Most cattleman will buy a bull just by reading their EPDs. Bobby and I will study the EPD’s and then look at the bulls. Check out the butts on these bulls! I also like the length of the bulls as well as how deep they are from their backs to the bottom of their bellies. Even though these bulls have a lot of bone, you can see the muscle as well. Lastly, their chest is broad and deep. We have been through many bulls and I have never been this excited about a bull. There is always something that is not the perfect picture of what we were looking for. But these guys hit all the points we were looking for.
Bobby and I are always looking for gentle cattle. Both bulls are super gentle. Sunday after getting them settled in, I wanted to get these pictures of them. They were worn out from the big sale day and didn’t want to be bothered. I walked right up to them and almost had to slap them on the back to get them to stand up. We feed them since they were on performance feed tests. We slowly decrease the amount they eat until they are fully on grass. This is so their rumen has time to change over from processing feed to processing grass. We were bringing them feed Monday. The 18 bull was demanding his feed and got his head under the back quarter panel of the truck and tried to roll the truck!!!! Bob had stepped out of the truck to get the feed. I felt the truck rock.

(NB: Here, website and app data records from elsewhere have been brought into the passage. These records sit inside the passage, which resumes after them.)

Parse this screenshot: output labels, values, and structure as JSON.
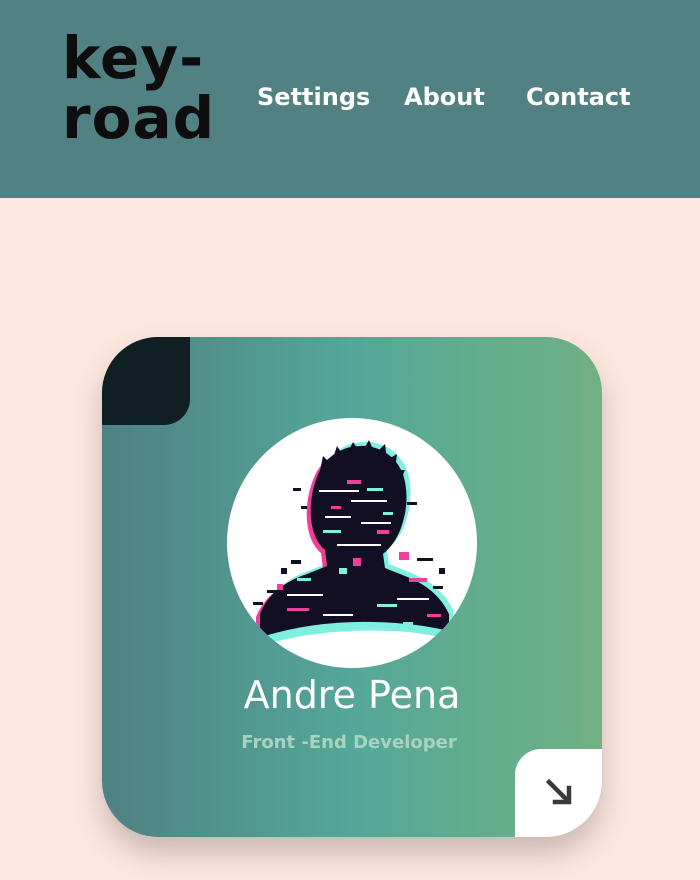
{
  "header": {
    "logo_line1": "key-",
    "logo_line2": "road",
    "nav": [
      {
        "label": "Settings"
      },
      {
        "label": "About"
      },
      {
        "label": "Contact"
      }
    ]
  },
  "profile_card": {
    "name": "Andre Pena",
    "role": "Front -End Developer",
    "avatar_icon": "glitch-silhouette-portrait",
    "action_icon": "arrow-down-right-icon"
  },
  "colors": {
    "page_background": "#fde8df",
    "header_background": "#528183",
    "card_gradient": [
      "#4f8183",
      "#54a799",
      "#71b183"
    ],
    "card_corner": "#0f1f24",
    "glitch_pink": "#ee3f9a",
    "glitch_cyan": "#7ff0e0"
  }
}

Bobby looked at me. I looked at him and as I stepped out of the truck I saw the bull rocking the truck! The back wheel was off the ground! I had to yell at him to get his attention to shew him off the truck! Hopefully all the 18 bull’s calves will not be as ‘bullish’ as he is, but just as muscled up as he is!